Millions of small businesses still do their accounting work on paper. If you’re one of them, your profits will suffer.
You’ve probably considered moving your financial bookkeeping to the cloud before. So many businesses have done so, and you’ve undoubtedly heard about the merits of joining them. They save time. They simplify transactions and help you find data quickly. They give you instant insight on your fiscal health through reports and other tools. They let you focus on building your business instead of chasing debits and credits.
- It’s familiar.
- It seems easier than learning a new system.
- You don’t have time to make the transition.
- You worry about data security.
All are valid reasons for hesitating.

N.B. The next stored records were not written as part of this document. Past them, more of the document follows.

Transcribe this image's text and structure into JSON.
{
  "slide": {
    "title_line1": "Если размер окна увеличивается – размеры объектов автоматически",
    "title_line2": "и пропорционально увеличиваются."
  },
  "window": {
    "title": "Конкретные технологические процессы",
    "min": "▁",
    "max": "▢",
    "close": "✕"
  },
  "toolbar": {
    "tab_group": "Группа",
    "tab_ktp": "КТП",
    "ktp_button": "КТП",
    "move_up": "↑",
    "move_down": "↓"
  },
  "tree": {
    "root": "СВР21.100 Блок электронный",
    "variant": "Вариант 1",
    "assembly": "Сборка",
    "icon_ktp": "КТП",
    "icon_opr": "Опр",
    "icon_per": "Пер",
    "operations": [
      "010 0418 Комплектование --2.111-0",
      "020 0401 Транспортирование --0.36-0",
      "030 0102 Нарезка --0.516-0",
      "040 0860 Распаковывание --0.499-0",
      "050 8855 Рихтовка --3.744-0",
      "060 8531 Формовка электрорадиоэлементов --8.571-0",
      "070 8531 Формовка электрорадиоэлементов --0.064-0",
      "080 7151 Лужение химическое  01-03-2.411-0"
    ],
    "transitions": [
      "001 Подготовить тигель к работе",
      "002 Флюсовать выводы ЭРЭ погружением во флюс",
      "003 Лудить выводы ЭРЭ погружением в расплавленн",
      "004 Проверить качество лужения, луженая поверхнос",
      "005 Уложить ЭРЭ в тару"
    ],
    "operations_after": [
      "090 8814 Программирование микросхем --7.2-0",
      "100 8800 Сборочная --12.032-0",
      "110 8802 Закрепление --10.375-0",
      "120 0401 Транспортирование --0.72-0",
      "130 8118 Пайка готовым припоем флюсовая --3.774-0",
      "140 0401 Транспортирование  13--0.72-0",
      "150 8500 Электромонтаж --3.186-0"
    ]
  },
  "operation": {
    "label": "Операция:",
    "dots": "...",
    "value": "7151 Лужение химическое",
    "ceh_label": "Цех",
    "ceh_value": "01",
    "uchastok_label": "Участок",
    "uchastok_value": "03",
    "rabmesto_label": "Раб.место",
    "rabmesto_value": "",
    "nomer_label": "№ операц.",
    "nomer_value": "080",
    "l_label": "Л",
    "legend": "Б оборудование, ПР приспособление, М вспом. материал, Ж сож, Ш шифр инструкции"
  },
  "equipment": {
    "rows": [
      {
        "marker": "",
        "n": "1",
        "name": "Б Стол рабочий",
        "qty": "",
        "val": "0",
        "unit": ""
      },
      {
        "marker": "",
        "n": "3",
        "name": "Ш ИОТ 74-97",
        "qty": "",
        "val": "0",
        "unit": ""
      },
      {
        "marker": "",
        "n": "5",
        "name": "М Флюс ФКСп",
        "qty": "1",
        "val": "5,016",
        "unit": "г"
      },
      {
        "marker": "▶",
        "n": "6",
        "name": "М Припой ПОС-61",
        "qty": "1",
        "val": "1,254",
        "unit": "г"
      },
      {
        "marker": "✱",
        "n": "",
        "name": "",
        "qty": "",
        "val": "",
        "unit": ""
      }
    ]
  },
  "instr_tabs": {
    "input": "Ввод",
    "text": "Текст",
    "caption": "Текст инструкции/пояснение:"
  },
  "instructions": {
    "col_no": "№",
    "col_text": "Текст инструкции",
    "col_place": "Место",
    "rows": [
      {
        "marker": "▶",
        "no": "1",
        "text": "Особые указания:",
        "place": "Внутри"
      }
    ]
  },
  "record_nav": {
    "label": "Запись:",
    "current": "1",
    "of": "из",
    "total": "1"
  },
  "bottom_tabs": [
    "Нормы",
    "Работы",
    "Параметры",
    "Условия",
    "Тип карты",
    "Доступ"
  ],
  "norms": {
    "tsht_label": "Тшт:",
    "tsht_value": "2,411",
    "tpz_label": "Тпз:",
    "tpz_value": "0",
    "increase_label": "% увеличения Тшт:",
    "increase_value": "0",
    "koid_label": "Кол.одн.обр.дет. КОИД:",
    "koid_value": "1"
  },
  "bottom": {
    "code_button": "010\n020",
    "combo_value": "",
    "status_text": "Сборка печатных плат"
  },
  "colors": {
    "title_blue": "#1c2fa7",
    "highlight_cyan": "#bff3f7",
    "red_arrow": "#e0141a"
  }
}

But you’re focusing on the short-term pain part and neglecting to really consider the long-term gains.
If you haven’t explored the world of cloud-based accounting for a while, you might be surprised at how far it’s come in the last few years. Full-featured, double-entry bookkeeping sites like QuickBooks Online have taken on so much functionality and flexibility that they’re almost as powerful as their desktop counterparts. They can help you save money in numerous ways by, for example:
- Minimizing staff time needed for accounting,
- Ensuring that bills are paid (avoiding late fees) and invoices sent on time and tracked (keeping incoming revenue flowing in),
- Helping you analyze sales (guiding you to smart inventory-buying decisions), and,
- Calculating and submitting payroll taxes and filings (preventing IRS penalties).
Not every business needs all of those tools. So there are countless other, simpler websites that only support a handful of financial tasks. These include:
Expenses. Are you losing money because it’s too difficult to round up all of your receipts and claim them as business expenses on your income tax returns? Some sites provide simple tracking tools that make it easy to enter and categorize transactions – even mark them as billable so that you’re always reimbursed by the responsible parties. There are multiple ways to move expense data into the app, like scanning, emailing, or taking pictures of receipts.
Estimated taxes. Whether or not you pay your estimated taxes quarterly, the total tax that you owe will catch up to you when you file your annual return. If you’ve underpaid your four-times-a-year obligation, you’ll lose money by paying a penalty.
Links to bank accounts. Maybe you’re keeping an eye on your account balances by calling the bank to get them occasionally and reconciling your paper statements when they come in. You might even be doing online banking at your financial institution’s site. A better way is to use a cloud-based site that keeps your transactions updated in an online register. This way, you see exactly what income and expenses have cleared the bank. Reconciliation is much easier, too. You’ll save money on bank fees related to overdrawn accounts.
Mobile. These cloud-based accounting applications come with mobile apps that you can update when you’re out of the office. You may be able to prevent a financial problem that would otherwise not have been noticed until it was too late.
You will have to pay money to save money, of course, since these sites have monthly subscription fees. But they’re affordable. And their cost can be much cheaper than even one serious accounting error that you could have avoided.